Re: FED, BCE e Banche Centrali  

  By: pana on Lunedì 04 Giugno 2018 12:34

si si prima l italia, prima gli italiani, poi quando si tratta din imboscare i soldini

preferiscono lussemburgo, lugano.etc..etc..

dovremmo aspettarci altri casi belsito?

altre cartelle "the family" come ai tempi di bossi^???

qui non e' il signor pana chelo chiede, ma il popolo italiano che vuole esercitara la sua SOVRANITA INFORMATIVA

vogliono sapere,

strano che le iene sono andati a rompere per la colf della findazata di fico e invece per i conti offhsore tutti muti tutti insilnezio

shhshhshsh

Esclusivo: alla Lega sovranista di Matteo Salvini piace offshore

Da Bergamo al Lussemburgo, via Lugano. Lungo questa direttrice si dipanano gli affari dei cassieri del partito scelti dal segretario neo ministro degli Interni. L'inchiesta su L'Espresso in edicola domenica 3

ci dica ci dica

aspettiamo risposte e non ASSORDANTI SILENZI

http://espresso.repubblica.it/inchieste/2018/05/31/news/alla-lega-sovranista-di-matteo-salvini-piace-offshore-1.323128

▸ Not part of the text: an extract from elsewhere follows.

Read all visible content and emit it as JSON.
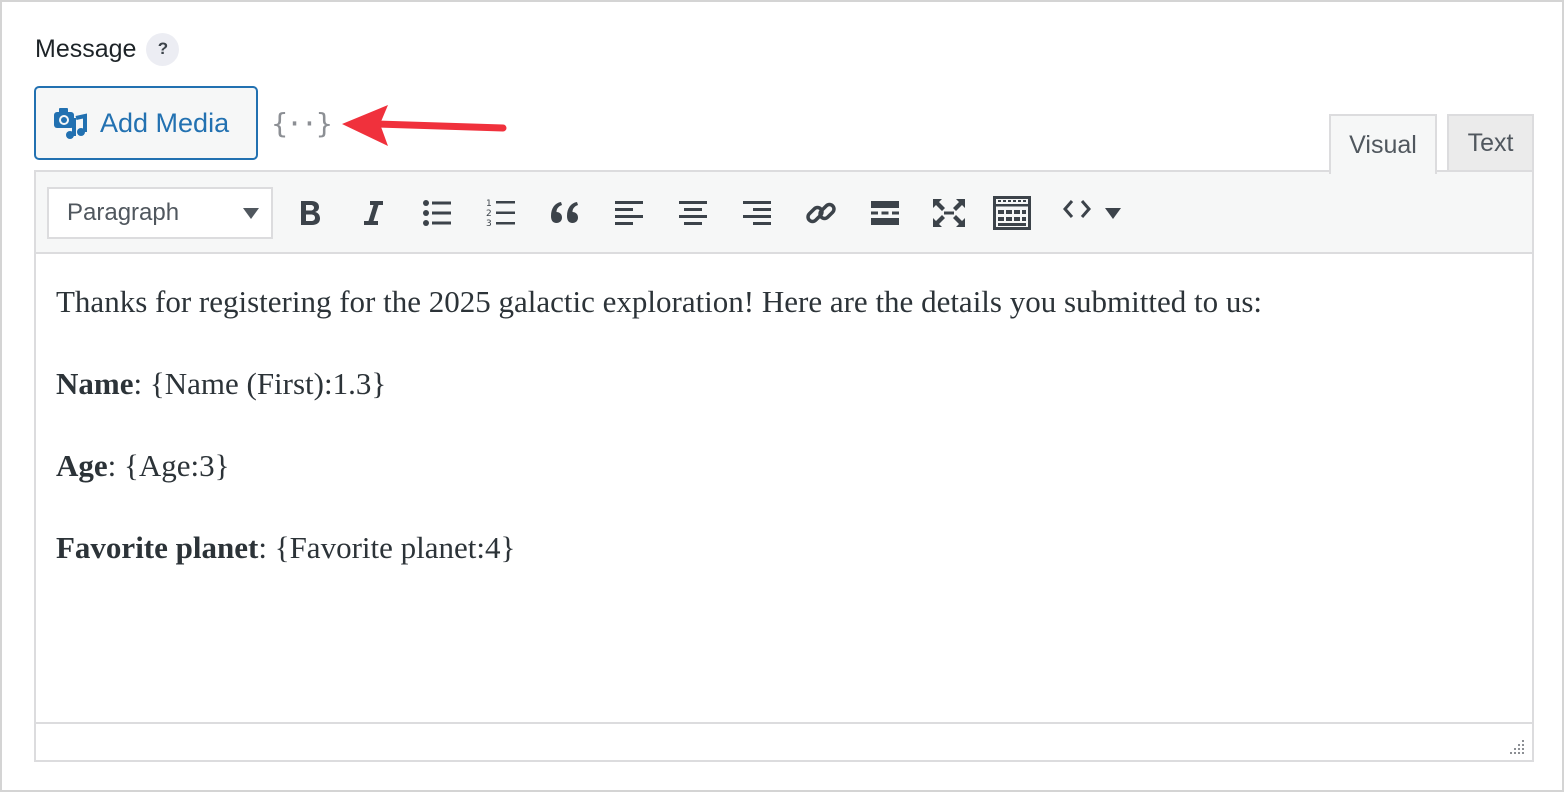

 Last edited by: pana on Lunedì 04 Giugno 2018 12:35, edited 1 time in total.